Click the title for the CNN article or

Click here for the AP article

March 31, 2007

Australian is First Guantanamo Convict

A U.S. military tribunal sentenced an Australian to nine months in prison Friday after he pleaded guilty to supporting terrorism. Hicks’s sentence originally called for seven years in prison, a charge a panel of military officers sentenced Hicks to on a charge of providing material support to a terrorist organization. In exchange for Hicks' guilty plea in the morning hearing, the sentence had been reduced to nine months. Under the plea deal, the confessed Taliban-allied gunman will be allowed to serve his sentence in an Australian prison, but must remain silent about any alleged abuse while in custody. Under the deal, Hicks will be allowed to leave Guantanamo within 60 days. Described as a former outback cowboy, Hicks acknowledged aiding Al-Qaida during the 2001 U.S.-led invasion of Afghanistan, confirmed that he conducted surveillance on the former U.S. Embassy in Kabul.

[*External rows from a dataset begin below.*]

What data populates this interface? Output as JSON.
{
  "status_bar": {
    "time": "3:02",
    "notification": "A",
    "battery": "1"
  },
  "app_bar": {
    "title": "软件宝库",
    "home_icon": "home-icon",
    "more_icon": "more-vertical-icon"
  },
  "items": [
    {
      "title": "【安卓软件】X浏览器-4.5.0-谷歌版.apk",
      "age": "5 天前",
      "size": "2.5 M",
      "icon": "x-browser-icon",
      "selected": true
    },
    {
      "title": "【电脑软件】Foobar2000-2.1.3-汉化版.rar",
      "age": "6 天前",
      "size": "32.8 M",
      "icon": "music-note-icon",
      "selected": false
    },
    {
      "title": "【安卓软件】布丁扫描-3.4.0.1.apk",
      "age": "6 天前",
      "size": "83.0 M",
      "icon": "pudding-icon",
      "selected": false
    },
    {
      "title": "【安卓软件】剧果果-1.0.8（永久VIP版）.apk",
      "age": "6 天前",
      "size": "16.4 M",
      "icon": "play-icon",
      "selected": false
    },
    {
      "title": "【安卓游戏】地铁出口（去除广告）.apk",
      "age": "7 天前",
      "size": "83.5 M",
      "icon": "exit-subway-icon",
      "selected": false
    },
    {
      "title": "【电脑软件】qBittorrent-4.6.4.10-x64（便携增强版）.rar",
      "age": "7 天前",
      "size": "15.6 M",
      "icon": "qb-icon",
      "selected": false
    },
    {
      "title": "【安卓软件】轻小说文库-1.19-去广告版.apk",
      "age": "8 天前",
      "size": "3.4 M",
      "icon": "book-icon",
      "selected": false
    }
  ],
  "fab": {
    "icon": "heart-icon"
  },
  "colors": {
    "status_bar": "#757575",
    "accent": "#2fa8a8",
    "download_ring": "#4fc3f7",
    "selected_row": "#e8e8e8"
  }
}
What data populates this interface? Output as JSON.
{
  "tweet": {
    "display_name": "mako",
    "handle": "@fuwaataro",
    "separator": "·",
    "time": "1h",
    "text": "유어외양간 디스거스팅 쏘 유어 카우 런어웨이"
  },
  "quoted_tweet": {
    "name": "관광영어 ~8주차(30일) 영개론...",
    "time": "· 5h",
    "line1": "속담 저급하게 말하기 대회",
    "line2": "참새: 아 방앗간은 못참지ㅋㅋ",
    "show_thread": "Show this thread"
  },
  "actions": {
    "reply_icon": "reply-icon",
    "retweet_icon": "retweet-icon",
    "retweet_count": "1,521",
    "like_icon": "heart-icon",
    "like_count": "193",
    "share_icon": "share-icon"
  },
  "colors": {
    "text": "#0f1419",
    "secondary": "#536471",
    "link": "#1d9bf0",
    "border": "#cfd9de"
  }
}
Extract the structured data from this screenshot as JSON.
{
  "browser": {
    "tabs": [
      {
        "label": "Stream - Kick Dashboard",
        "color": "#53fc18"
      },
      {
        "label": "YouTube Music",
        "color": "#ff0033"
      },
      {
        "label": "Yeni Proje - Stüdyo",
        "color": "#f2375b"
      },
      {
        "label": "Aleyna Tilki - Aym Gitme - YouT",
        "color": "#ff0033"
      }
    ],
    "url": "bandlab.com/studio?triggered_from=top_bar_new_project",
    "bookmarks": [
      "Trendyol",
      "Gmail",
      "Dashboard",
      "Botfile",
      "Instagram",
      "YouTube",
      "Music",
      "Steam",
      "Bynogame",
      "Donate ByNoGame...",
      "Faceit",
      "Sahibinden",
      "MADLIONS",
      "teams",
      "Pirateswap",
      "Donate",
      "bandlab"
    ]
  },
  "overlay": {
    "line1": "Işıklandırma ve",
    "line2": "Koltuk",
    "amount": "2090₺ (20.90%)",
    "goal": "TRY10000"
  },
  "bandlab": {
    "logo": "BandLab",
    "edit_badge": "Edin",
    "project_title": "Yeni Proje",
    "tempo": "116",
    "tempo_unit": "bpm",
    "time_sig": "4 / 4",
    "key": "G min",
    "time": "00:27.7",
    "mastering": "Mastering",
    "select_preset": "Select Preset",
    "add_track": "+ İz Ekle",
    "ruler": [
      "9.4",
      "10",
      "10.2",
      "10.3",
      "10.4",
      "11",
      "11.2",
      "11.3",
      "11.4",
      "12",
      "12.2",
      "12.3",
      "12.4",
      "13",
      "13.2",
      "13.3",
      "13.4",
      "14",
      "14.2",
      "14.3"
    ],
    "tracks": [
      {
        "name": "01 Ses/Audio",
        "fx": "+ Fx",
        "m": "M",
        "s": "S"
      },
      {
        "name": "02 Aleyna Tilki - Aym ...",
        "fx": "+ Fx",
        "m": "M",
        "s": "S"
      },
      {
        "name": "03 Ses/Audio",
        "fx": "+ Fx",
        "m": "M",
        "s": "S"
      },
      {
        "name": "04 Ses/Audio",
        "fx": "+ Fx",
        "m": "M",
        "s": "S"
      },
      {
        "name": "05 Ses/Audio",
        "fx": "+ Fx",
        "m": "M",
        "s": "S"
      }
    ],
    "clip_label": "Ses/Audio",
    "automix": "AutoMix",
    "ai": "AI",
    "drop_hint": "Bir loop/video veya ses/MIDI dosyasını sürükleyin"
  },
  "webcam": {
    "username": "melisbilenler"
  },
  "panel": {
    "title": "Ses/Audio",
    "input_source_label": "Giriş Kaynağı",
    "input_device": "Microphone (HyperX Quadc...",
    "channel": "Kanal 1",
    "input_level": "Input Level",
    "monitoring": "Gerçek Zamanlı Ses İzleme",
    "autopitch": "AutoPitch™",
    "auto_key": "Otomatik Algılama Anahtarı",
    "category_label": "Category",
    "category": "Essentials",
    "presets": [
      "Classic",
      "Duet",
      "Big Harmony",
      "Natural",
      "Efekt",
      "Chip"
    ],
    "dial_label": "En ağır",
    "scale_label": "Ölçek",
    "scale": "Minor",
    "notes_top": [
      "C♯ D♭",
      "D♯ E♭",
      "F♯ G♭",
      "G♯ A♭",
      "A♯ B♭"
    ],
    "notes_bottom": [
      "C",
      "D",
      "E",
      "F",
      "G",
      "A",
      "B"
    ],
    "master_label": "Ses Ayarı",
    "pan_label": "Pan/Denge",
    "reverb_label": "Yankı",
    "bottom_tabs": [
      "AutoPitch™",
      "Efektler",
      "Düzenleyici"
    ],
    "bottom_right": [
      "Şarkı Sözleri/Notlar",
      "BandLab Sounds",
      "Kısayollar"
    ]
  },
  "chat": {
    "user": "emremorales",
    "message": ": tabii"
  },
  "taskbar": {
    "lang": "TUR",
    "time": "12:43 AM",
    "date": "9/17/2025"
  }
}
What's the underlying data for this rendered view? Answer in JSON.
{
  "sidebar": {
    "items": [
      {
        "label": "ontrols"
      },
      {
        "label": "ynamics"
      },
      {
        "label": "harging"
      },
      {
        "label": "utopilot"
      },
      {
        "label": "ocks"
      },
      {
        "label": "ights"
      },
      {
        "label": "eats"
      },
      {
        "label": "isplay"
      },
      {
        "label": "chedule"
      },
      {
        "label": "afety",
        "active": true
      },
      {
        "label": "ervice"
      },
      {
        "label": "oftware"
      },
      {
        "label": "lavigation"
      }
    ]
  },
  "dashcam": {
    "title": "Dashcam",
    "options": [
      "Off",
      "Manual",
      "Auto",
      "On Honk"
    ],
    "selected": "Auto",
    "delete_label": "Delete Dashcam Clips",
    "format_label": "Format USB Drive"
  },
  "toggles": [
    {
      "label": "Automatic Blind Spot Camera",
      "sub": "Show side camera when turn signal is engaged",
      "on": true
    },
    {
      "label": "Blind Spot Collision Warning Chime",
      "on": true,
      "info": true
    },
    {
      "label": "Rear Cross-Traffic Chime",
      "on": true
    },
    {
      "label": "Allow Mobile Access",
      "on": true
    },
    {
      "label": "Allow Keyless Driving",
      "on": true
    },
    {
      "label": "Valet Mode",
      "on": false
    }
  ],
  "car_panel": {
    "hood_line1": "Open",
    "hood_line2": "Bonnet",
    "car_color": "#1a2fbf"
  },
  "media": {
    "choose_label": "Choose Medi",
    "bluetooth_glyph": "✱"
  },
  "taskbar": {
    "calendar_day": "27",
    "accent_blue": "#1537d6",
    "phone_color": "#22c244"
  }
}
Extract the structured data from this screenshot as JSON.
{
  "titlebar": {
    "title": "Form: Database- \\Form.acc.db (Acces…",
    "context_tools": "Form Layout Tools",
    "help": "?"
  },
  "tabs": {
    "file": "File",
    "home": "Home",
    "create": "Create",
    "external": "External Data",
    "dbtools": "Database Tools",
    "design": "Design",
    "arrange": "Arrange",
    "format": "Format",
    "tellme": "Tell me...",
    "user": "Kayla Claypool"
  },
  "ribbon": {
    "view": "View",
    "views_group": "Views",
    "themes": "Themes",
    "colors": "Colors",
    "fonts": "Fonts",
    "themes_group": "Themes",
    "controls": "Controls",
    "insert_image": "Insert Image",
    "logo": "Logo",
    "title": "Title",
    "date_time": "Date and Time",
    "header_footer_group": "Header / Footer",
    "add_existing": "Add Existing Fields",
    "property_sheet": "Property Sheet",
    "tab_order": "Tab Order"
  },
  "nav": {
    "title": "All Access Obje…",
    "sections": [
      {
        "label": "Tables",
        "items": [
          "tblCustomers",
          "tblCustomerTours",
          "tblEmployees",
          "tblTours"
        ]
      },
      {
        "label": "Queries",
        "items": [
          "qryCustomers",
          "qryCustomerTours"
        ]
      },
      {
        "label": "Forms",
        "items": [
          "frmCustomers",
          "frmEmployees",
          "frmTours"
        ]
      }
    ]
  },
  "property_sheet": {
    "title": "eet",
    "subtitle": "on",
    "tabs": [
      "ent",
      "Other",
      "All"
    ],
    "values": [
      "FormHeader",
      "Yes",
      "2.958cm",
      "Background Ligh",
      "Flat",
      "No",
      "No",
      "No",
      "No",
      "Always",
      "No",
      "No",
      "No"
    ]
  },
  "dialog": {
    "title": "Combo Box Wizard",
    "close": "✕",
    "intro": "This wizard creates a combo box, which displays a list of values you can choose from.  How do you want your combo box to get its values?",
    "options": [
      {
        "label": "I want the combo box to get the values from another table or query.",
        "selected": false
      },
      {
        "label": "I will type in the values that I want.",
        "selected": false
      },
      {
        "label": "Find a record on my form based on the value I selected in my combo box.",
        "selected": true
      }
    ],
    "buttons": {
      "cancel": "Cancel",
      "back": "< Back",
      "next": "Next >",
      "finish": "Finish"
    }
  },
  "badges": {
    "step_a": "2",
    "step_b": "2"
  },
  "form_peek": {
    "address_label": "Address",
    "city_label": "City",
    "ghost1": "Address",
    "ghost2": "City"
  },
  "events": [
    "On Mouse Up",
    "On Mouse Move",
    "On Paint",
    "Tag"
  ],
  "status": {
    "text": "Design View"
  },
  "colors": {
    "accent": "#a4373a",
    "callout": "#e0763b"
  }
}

One Fact about the plea agreement that I don’t agree with is the stipulation under his plea deal that he has “never been illegally treated by a person or persons while in the custody of the U.S. government.? It seems like the U.S. government is trying to cover up the mistreatment of detainees. Hicks earlier stated that he had been beaten and deprived of sleep while at the prison facility.

The two stories from the Associated Press and the McClatchy News Service are almost identical in the information they present. The difference is that the AP article mentions more of Hicks’s plea agreement, while the McClatchy News Service talks more on the trials and the terrorist actions of hicks.


Click the title to read the AP article or


Click here to see the McClatchy News Service

February 12, 2007

North Korea Signs Agreement to Disarm

Negotiations with North Korea have finally come to fruition. The United States, North Korea, South Korea, Japan, China, and Russia created a draft agreement early Tuesday, which laid out a plan to begin disarming North Korea's nuclear weapon's program.

This is a huge relief for many nations around the world after North Korea tested its first nuclear device earlier in October. North Korea has been under strict sanctions by the United Nations for some time, which just now seem to be paying off. The deal is currently under review by all parties and could be announced later today.

Click the Title to read the NY Times article or
Here for the CNN.com artcle

January 27, 2007

Bush administration authorizes "kill or capture" of Iran agents

For more than three years now, Iran has been operating a program to supply and train Shiite militias according to one U.S. general. Afraid of escalating the tensions between America and Iran, U.S. forces have secretly been detaining suspected agents from Iran. Now, the Bush administration has finally ordered coalition forces to either "kill or capture" Iranian operatives. The reason for the change in strategy is because of Iran's growing influence in the region and unsuccessful efforts by the U.S. to isolate Tehran. Still, many skeptics believe that the bush administration's new policy could place the U.S. in another war.

January 21, 2007

Deadly Weekend for U.S. Troops

The death toll for U.S. troops in Iraq reached a total of 27 for the weekend. U.S. troops had their deadliest day in three years on Saturday with 25 soldiers killed in various engagments around Iraq. Of the 25 killed in action, the crash of a Black Hawk helicopter north of Baghdad left 12 service members dead.

Another attack that is under investigation involved a raid from insurgents disguised in American Military uniforms. The cunning strategy used by the insurgents has Coalition commanders worried that troops will be vulnerable to attack from killers who appear to be colleagues.